_Information supplied:_
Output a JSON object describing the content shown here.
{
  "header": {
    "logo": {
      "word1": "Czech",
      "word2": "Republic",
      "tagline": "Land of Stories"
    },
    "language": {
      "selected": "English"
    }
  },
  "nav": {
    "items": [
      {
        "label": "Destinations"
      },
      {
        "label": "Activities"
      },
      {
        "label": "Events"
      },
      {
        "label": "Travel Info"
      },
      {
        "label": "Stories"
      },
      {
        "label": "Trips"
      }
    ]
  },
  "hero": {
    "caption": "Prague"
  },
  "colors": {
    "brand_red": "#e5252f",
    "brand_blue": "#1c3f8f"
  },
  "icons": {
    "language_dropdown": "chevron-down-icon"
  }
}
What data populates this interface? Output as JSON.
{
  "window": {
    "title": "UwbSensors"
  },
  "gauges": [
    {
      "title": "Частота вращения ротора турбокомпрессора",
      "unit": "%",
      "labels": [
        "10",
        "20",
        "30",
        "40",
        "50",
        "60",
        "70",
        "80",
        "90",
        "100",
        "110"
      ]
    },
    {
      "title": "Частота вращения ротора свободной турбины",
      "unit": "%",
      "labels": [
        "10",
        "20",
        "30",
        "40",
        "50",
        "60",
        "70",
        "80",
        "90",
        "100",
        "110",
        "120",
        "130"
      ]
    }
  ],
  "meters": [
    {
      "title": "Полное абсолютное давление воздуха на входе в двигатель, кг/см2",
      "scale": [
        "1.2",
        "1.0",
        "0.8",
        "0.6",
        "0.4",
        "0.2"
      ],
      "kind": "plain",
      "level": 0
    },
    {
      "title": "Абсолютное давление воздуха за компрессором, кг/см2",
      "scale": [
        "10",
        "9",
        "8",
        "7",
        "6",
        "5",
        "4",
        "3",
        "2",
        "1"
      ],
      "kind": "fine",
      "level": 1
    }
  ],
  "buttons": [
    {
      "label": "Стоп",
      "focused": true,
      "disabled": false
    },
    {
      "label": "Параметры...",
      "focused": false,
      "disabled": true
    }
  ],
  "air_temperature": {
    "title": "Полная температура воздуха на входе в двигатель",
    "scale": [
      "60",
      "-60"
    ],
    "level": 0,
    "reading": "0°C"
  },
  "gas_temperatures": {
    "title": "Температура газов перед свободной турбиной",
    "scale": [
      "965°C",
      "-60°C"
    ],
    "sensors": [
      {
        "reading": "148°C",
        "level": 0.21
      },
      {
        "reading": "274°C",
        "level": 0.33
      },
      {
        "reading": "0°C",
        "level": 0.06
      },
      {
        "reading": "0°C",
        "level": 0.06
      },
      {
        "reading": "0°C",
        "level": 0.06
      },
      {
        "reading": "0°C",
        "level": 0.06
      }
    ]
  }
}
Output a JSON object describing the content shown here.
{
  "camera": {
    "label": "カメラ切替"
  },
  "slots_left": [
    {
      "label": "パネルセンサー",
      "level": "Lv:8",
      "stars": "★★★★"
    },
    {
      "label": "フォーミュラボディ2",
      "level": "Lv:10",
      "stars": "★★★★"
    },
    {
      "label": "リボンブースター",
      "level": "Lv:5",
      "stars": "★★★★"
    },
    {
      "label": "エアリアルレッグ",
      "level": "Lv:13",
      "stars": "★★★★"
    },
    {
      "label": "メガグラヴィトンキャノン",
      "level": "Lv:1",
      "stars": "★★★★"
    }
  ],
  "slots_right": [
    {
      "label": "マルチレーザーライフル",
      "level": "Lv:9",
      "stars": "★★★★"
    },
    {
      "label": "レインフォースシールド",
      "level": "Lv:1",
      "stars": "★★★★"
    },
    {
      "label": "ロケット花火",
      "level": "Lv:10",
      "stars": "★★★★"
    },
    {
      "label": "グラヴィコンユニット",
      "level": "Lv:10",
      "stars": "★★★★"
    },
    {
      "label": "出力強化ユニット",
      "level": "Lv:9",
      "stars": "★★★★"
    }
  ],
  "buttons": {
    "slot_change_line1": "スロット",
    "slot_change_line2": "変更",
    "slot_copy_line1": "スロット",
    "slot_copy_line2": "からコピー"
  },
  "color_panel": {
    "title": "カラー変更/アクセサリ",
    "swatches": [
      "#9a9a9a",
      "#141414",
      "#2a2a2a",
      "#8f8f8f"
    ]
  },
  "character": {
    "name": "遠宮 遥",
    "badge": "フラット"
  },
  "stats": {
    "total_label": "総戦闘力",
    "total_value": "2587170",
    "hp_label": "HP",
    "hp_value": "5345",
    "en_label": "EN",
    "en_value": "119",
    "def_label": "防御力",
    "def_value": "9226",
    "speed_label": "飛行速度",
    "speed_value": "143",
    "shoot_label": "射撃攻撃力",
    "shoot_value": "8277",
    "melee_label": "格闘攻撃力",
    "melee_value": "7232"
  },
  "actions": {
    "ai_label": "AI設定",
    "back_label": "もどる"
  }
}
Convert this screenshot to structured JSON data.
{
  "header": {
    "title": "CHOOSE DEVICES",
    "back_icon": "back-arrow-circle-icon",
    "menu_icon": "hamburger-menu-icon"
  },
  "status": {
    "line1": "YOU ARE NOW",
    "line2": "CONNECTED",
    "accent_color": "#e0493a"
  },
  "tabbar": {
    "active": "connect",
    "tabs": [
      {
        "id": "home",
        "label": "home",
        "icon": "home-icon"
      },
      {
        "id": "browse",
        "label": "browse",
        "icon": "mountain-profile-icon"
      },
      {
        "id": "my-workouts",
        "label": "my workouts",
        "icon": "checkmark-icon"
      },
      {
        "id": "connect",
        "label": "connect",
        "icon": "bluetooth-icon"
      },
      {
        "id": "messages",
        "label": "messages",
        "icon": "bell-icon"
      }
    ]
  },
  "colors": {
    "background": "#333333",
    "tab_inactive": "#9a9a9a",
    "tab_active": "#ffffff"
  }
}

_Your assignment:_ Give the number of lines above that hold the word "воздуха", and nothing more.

_Exercise solution:_ 3